State shame is a temporary emotion such as a state of shame following a specific act that has been made public. Trait shame is a durable condition, which means a person experiences shame for a period of time in multiple settings.

The classic measure of shame is the TOSCA (Test of Self-Conscious Affect. The TOSCA, developed by June P. Tangney, is now in its third edition and includes versions for adolescents (TOSCA-A) and children (TOSCA-C; Tangney & Dearing, 2002).

People taking the TOSCA read a scenario and provide a response. The responses reflect different ways to respond to a situation: shame-proneness, guilt-proneness, externalization, pride in one’s self (alpha pride), pride in one’s behavior (beta pride), and detachment.

The TOSCA scales are widely used. See the references in Watson, Gomez, and Gullone (2016) for a list of recent studies.

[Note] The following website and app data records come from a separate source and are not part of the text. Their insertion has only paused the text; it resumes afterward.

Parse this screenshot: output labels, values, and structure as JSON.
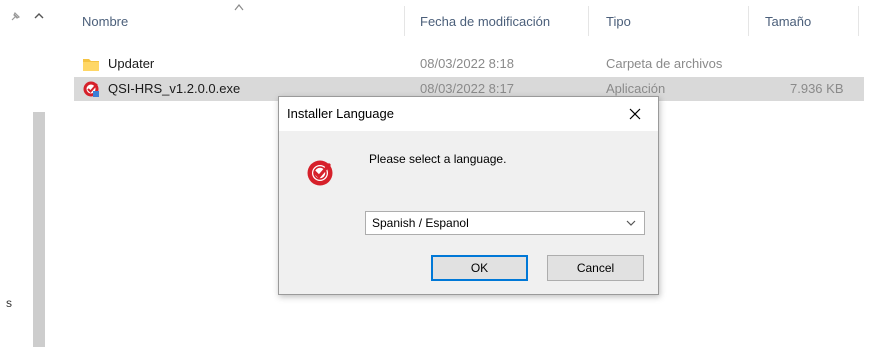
{
  "nav": {
    "side_letter": "s"
  },
  "columns": {
    "name": "Nombre",
    "modified": "Fecha de modificación",
    "type": "Tipo",
    "size": "Tamaño"
  },
  "files": [
    {
      "name": "Updater",
      "modified": "08/03/2022 8:18",
      "type": "Carpeta de archivos",
      "size": "",
      "icon": "folder-icon"
    },
    {
      "name": "QSI-HRS_v1.2.0.0.exe",
      "modified": "08/03/2022 8:17",
      "type": "Aplicación",
      "size": "7.936 KB",
      "icon": "installer-app-icon"
    }
  ],
  "dialog": {
    "title": "Installer Language",
    "prompt": "Please select a language.",
    "selected_language": "Spanish / Espanol",
    "ok_label": "OK",
    "cancel_label": "Cancel"
  },
  "colors": {
    "accent": "#0078d7",
    "selected_row": "#d9d9d9",
    "brand_red": "#d6202a",
    "folder": "#f5c342"
  }
}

Ad. Learn more about test statistics in counseling with Applied Statistics Read a FREE sample before you buy.



If you would like copies of various measures, contact the psychology lab linked to Professor Tangney’s page at George Mason University. There is a list of scales and an email address. http://mason.gmu.edu/~jtangney/measures.html

Learn more about shame in this interview with June Tangney: https://www.apa.org/pubs/books/interviews/4317264-tangney

References

Tangney, J. P., & Dearing, R. L. (2002). Shame and guilt. New York: Guilford Press.

Watson, S. D., Gomez, R., & Gullone, E. (2016). The Shame and Guilt Scales of the Test of Self-Conscious Affect-Adolescent (TOSCA-A): Psychometric Properties for Responses from Children, and Measurement Invariance Across Children and Adolescents. Frontiers in psychology7, 635. doi:10.3389/fpsyg.2016.00635

You might also be interested in the Guilt and Shame Scale (GASP)

Ad. Learn more about Creating Surveys -- Download a FREE sample.



Watch Dr. Tangney on YouTube




Connections

My Page    www.suttong.com

My Books  
 AMAZON     GOOGLE PLAY STORE

FACEBOOK  
 Geoff W. Sutton

TWITTER  @Geoff.W.Sutton

LinkedIN Geoffrey Sutton  PhD



Publications (many free downloads)
     
  Academia   Geoff W Sutton   (PhD)
     
  ResearchGate   Geoffrey W Sutton   (PhD)


Sacred Marriage Scales

Two scales examine couples' perspectives on the role of God in their marriages. The scales are the work of Mahoney, Pargament, and DeMar...